I have heard that Delaware has the most business-friendly corporation laws. Would I save money or gain other benefits if I incorporated my new two-owner business in Delaware, or is it better to do so in my own state?
Delaware's public relations folks should be proud -- when it comes to incorporating, the very mention of the state's name carries a mystique not unlike "Camelot." But the fact of the matter is that while incorporating in Delaware may make sense for large, publicly held corporations, it's usually not worth the effort for small, privately held corporations that do business only in their home state.
First, you're not likely to save any money in taxes by incorporating in Delaware. If your business makes money from operations in your home state, you still must pay your own state's income taxes on this income.
Second, while incorporation fees may be lower in Delaware than they are in your home state, you will have to qualify to do business in your state in addition to incorporating in Delaware. This process takes as much time and costs as much money as filing incorporation papers in your own state. And you would also need to appoint a corporate agent to receive official notices in Delaware -- another cost you'd have to bear.
Your best approach is probably to stay where you are and incorporate in your home state.

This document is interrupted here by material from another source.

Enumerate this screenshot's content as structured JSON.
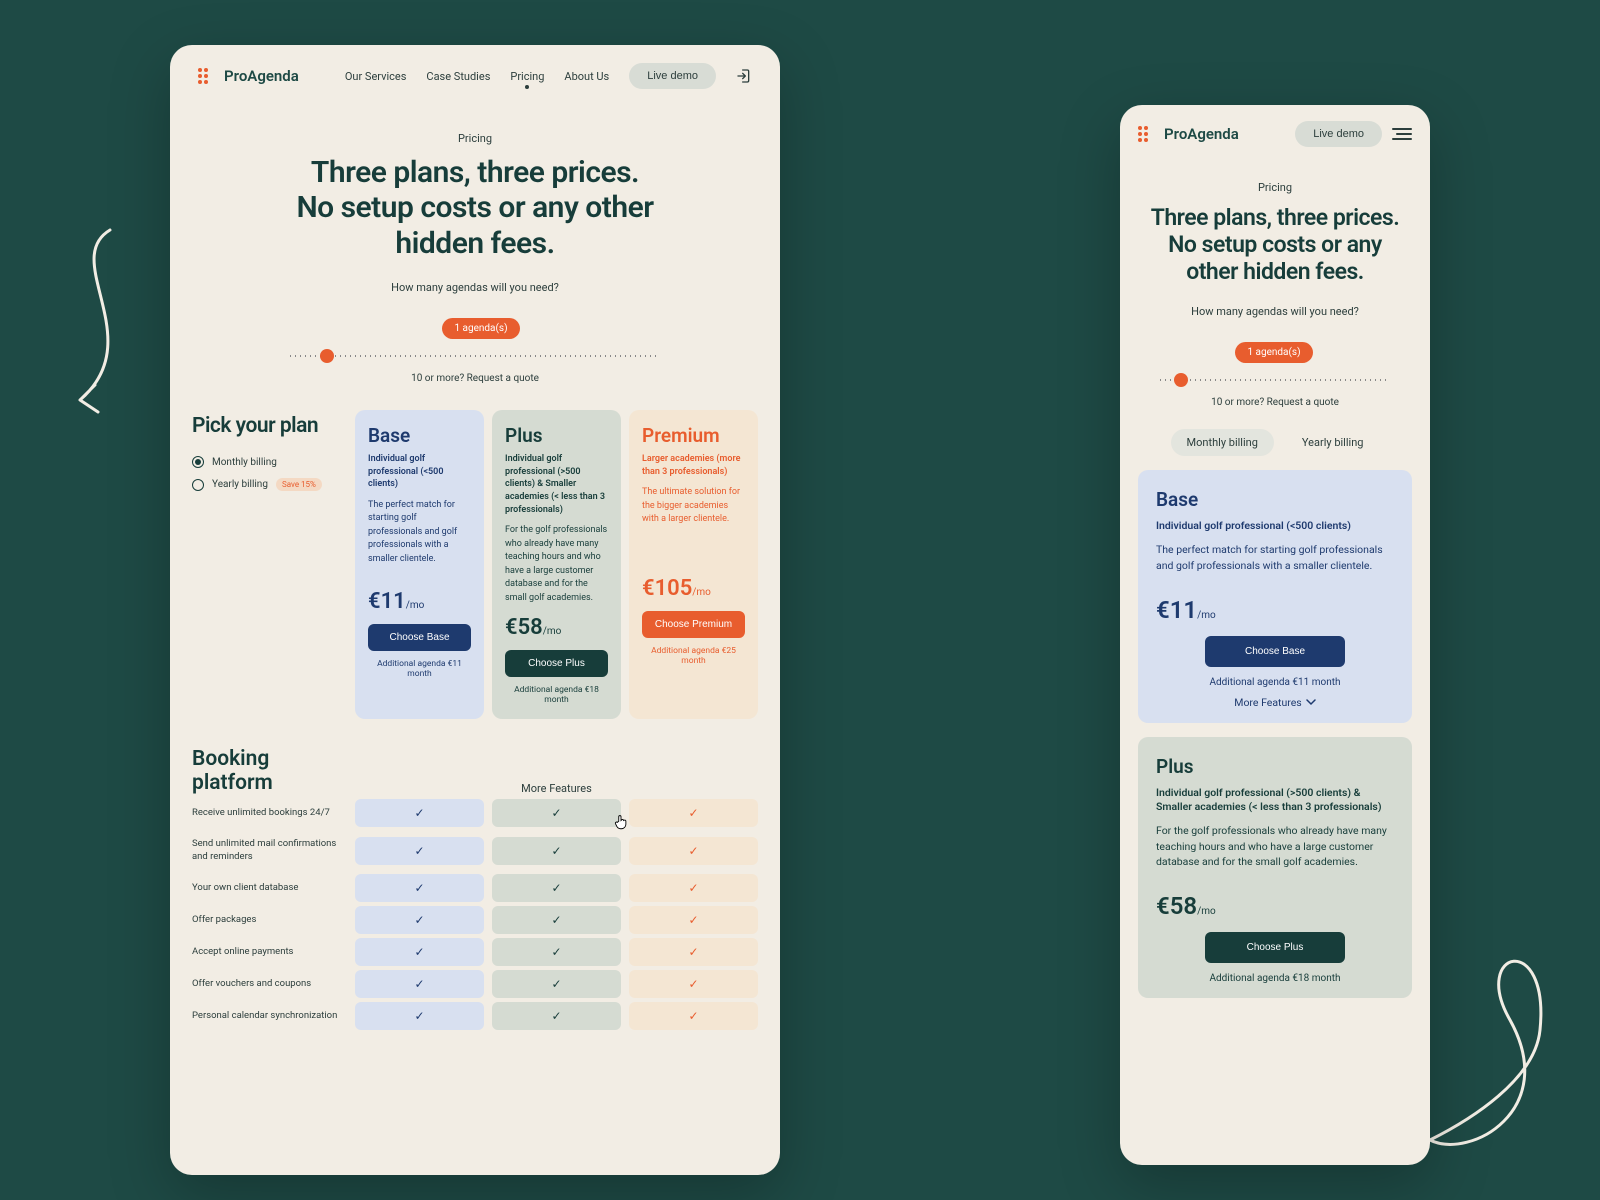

To learn more about the process, see Nolo's book, Incorporate Your Business, by Attorney Anthony Mancuso.